By God’s grace I have been able to conduct a sizeable number of interviews here at Income Scene and I received some really good feedbacks from readers. Now you may be left wondering why you’ve not been able to get enough bloggers to say yes to an interview request; I would list the six steps I took to catch their attention. But before I go on here’s something you should know:
Small things really DO matter
You cannot pull off a feat overnight; achieving something substantial takes days, weeks or in some cases months of detailed planning. You cannot become an Olympics star without the necessary preparation. It takes months of dieting, exercises, and body-building among other things.
Getting noticed by a big player in the blogosphere is a cumulative process not a one-off thing. The little comment today and the little compliment on Facebook, Twitter, or Google+ tomorrow all add up. When you’ve made it into someone’s radar it wouldn’t be much of a problem requesting an interview.
Now What Exactly Did I Do?
1. I Prepared The Draft For The Request Mail
This part was not much of a task thanks to Josh Hanagarne of World’s Strongest Librarian. I came across the draft of one of the mails he sent to a few celebrities and top bloggers requesting an interview. He got amazing results with this mail so instead of writing my letter from scratch I followed his example, tailoring each letter to suit each person’s personality. Call that reinventing the wheel!
But don’t get me wrong here, I did my homework. I visited individual blogs, learnt more about each person and then I was ready to make contact. Below is the draft of Josh’s letter:
Hi Mr. ______. Thanks for taking the time to read a brief message from a fan. I am sure you are even busier than I think you are. This means a lot to me.
My name is Josh Hanagarrne.
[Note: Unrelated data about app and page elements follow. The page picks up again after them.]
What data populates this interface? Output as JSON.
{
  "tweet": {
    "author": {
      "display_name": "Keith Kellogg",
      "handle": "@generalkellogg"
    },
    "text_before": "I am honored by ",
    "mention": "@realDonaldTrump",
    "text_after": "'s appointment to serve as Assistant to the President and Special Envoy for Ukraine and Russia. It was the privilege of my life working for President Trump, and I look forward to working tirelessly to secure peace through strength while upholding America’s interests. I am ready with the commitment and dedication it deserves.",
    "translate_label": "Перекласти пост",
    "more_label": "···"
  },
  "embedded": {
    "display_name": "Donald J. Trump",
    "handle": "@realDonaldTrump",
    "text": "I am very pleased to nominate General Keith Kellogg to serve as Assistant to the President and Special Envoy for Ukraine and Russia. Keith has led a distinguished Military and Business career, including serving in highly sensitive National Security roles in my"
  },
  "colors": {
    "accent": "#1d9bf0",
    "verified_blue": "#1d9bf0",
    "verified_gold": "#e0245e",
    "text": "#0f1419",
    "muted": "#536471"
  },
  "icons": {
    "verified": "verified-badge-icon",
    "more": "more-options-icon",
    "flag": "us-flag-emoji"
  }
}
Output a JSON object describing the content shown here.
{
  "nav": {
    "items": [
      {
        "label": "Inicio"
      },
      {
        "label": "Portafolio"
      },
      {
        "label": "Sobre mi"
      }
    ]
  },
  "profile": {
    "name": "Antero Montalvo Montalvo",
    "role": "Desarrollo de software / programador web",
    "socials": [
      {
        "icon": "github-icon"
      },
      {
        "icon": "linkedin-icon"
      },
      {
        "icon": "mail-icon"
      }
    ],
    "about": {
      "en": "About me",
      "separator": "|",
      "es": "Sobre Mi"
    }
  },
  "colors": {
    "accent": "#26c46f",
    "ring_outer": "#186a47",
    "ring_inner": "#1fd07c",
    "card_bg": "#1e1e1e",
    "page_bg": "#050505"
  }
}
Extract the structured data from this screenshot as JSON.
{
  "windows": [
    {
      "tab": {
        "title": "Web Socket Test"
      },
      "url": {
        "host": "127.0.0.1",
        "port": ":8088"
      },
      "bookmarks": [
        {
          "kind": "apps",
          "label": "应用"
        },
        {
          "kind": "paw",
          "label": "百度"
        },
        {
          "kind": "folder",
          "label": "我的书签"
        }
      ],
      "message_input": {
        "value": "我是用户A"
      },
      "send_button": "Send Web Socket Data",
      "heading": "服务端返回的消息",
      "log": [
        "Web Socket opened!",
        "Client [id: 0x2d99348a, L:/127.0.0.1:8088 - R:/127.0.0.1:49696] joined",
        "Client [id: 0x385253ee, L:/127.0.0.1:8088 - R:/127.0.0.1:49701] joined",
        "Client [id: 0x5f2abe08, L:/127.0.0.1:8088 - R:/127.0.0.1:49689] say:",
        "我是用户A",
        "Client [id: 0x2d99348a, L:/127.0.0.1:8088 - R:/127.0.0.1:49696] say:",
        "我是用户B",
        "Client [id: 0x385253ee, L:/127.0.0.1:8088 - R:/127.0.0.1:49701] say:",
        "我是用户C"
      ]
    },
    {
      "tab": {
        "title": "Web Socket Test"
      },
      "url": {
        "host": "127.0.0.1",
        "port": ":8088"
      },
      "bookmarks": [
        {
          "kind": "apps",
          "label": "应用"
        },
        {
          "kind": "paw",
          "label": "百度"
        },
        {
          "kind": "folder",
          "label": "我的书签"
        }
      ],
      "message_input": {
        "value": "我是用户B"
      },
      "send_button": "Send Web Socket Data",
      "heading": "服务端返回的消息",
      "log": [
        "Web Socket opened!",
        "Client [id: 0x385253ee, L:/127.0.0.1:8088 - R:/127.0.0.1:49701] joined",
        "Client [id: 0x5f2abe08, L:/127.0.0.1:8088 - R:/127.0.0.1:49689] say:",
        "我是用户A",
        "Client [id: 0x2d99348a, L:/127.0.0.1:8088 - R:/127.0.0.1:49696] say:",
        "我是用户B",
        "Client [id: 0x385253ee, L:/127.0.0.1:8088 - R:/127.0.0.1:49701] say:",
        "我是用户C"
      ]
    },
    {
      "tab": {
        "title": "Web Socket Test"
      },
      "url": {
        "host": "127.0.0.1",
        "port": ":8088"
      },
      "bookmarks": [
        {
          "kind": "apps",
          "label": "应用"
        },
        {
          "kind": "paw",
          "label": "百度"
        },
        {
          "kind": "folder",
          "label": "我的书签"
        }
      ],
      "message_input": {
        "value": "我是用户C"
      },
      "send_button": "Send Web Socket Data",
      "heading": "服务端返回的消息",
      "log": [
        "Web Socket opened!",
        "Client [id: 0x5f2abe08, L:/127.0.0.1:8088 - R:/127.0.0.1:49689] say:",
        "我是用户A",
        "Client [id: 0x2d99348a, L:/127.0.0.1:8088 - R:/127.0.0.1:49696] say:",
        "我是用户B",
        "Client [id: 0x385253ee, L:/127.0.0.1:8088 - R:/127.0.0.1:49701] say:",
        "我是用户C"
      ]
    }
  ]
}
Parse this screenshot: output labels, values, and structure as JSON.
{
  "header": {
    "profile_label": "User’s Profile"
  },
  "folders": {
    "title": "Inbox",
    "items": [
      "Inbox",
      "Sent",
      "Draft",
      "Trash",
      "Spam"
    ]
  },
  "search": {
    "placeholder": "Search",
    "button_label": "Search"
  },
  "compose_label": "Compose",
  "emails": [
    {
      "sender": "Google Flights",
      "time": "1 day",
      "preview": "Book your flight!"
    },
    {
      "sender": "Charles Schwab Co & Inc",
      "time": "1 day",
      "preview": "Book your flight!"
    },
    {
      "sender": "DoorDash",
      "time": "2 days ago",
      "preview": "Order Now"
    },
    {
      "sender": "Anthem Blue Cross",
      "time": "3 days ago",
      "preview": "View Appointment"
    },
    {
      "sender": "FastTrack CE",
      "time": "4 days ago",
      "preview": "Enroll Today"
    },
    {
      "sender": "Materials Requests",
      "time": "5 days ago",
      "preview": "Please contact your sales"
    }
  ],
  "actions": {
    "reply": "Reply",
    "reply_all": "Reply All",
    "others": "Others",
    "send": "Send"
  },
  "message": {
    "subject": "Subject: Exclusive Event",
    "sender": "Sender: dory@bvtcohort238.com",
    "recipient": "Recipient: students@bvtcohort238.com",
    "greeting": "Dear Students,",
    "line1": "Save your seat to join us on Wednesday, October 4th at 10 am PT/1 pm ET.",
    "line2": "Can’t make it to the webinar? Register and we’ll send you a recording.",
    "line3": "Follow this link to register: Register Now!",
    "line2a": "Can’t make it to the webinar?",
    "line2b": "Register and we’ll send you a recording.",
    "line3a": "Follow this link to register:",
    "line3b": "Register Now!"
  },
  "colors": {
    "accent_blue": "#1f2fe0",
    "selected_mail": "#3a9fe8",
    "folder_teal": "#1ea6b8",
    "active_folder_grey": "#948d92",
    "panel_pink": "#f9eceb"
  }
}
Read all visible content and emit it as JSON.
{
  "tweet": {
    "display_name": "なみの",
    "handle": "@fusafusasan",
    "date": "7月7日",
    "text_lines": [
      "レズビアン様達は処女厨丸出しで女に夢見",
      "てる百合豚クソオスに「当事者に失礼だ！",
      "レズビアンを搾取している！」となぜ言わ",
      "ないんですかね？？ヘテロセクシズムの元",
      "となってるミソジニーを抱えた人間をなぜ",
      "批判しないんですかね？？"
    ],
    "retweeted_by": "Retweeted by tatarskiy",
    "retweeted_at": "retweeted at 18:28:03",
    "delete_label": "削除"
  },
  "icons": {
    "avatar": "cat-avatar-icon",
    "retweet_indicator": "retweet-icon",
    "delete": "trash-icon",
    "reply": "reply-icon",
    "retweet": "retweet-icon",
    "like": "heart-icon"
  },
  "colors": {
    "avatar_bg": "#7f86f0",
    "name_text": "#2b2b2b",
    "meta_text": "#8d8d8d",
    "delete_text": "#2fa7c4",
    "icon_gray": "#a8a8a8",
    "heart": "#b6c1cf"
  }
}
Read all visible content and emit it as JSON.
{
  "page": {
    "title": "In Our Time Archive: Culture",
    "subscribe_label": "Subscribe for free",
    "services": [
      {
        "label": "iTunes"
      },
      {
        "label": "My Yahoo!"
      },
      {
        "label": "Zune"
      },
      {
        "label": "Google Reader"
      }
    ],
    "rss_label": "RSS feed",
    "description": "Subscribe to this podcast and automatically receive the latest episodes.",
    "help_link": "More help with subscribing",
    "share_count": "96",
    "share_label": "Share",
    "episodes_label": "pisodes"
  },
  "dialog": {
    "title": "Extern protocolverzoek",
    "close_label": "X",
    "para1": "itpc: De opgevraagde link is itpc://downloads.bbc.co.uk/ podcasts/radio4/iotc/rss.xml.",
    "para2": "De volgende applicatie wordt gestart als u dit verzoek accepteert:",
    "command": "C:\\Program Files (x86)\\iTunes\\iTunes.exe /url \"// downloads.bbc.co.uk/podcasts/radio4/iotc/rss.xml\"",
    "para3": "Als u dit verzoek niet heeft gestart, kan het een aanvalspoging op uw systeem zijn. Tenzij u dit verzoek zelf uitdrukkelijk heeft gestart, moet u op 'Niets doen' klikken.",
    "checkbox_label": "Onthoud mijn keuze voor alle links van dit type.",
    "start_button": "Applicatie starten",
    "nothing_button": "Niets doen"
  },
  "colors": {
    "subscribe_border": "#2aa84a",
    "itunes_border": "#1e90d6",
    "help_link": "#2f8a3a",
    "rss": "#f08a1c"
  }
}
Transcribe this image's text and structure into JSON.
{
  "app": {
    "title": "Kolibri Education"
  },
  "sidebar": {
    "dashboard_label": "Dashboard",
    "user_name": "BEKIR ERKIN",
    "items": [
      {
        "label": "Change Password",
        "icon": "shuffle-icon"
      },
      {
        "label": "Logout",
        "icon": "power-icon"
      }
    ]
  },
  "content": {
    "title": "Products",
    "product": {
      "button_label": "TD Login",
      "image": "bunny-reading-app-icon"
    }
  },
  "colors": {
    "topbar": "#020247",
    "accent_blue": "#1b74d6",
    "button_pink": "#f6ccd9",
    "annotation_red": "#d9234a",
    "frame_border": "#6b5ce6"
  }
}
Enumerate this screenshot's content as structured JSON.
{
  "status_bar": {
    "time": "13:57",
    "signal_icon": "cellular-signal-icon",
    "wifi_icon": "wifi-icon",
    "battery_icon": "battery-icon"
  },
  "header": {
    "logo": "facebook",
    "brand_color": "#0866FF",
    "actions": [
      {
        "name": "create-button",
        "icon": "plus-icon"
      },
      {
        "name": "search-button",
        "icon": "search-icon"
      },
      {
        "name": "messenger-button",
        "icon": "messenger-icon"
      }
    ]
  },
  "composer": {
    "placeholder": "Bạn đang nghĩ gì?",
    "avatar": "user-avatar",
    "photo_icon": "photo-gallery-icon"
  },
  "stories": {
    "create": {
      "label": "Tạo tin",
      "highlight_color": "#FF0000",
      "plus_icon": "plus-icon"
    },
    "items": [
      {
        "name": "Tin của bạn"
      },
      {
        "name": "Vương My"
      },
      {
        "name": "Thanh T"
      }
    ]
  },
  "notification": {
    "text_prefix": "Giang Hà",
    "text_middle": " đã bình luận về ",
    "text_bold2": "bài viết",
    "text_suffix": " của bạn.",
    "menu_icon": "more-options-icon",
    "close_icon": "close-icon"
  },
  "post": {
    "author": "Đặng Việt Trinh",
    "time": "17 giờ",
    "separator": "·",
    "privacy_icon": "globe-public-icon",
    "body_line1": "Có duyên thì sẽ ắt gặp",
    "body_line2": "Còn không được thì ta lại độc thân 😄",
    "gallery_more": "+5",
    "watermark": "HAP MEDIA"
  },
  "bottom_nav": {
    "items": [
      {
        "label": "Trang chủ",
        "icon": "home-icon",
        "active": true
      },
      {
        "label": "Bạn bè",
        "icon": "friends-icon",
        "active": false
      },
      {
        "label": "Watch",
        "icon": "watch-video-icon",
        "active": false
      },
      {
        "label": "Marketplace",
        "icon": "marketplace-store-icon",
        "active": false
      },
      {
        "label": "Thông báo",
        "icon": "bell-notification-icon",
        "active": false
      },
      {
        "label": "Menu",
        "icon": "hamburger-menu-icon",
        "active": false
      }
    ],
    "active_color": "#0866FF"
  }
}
I’m a librarian in Salt Lake City, UI. I write a humble letter website called World’s Strongest Librarian, focusing on kettle bells and knowledge.
I’ve partnered with____________ a massive straight website, to create an e-book of brief interviews with various strength experts and champions. Currently I have completed an interview with a prominent old time strongman and an upcoming Trapeze artist. I would be honored to add your expertise as a____________ ace to the mix. If you are interested, here’s how it could work:
Interview will be between 1 to 10 questions. You can choose how much or little you want to share. Interview can take place by phone or e-mail, whatever you prefer.
Questions to ask in the interview will be chosen from fans of World’s strongest Librarian or Twitter. You could of course add any question you like, and I will add my own if the fan’s questions do not cover everything beneficial. If all goes well, the e-book will be released in December across a variety of sites. This would be a great chance to get valuable strength and fitness information out there to hundreds of thousands of readers.
I look forward to hearing from you at your earliest convenience. If you cannot participate for any reason, I would be very grateful if you could suggest any one else in your field I might contact – but I asked you first. I only want the best…
World’s Strongest Librarian
If there was something I felt didn’t resonate with someone, I left it out or made my own addition.
2. I Prepared My Questions
Coming up with questions is easy but here it wasn’t about asking just any question, it was about asking top notch questions. It was about asking questions that would cause my interviewee to go into details, and one that would carry the eventual reader along gently. Coming up with these questions took some time. I drafted some but I had to abandon them because I felt they weren’t good enough. And “more unique” questions seemed to elude me.
3. I Drew Up My List Of Possible Interviewees
I added some people I had never heard about; I just addressed anyone who had a good story or people that had made some kind of impact. As I write this I am looking at my diary and I can see that I initially planned to contact twelve people; as God would have it I ended up mailing almost fifty bloggers.
4. I Sent The Request Mail
I visited their blogs and I sent most of the emails using their Contact Forms. Though it looks so simple it wasn’t much fun. In the process of sending the emails to some people I forgot to include the individual’s name (In these cases I used someone else’s name).
There was a particular mail I sent to a lady but the name I included was that of a man. I had to quickly send another mail apologizing g for the mix up and that the mail was meant for someone else. To her credit, she wished me luck in my search for the said guy. This however wasn’t to happen again.
5. I Got My Replies
One thing I noticed about these people is that they want to be sent this type of request. I received positive responses on average form these people. Only about two of them mailed me telling me that would rather share such details with their audience alone.
The others generally accepted; some politely told me that would have loved to participate but for their tight schedules (in a lot of these cases it had to do with a product launch). Some told me to send over the questions at a later date when they had less busy schedules.
6. I Sent The Questions To Them
I sent the questions and I found out that most of them sent in their replies at a relatively early time. For instance, it took Chris Guthrie as little as two hours or so to send me his reply, and still his answers were loaded. His interview remains one of my favourites to date. You can check out the interview.
Conducting interviews is a very good way to drive traffic to your website and to provide quality posts for your website. Most of the people that participated in these interviews have become either acquaintances or friends. Blogging can be a really fulfilling journey, you just have to find out what works and build on it. Then rinse and repeat the process.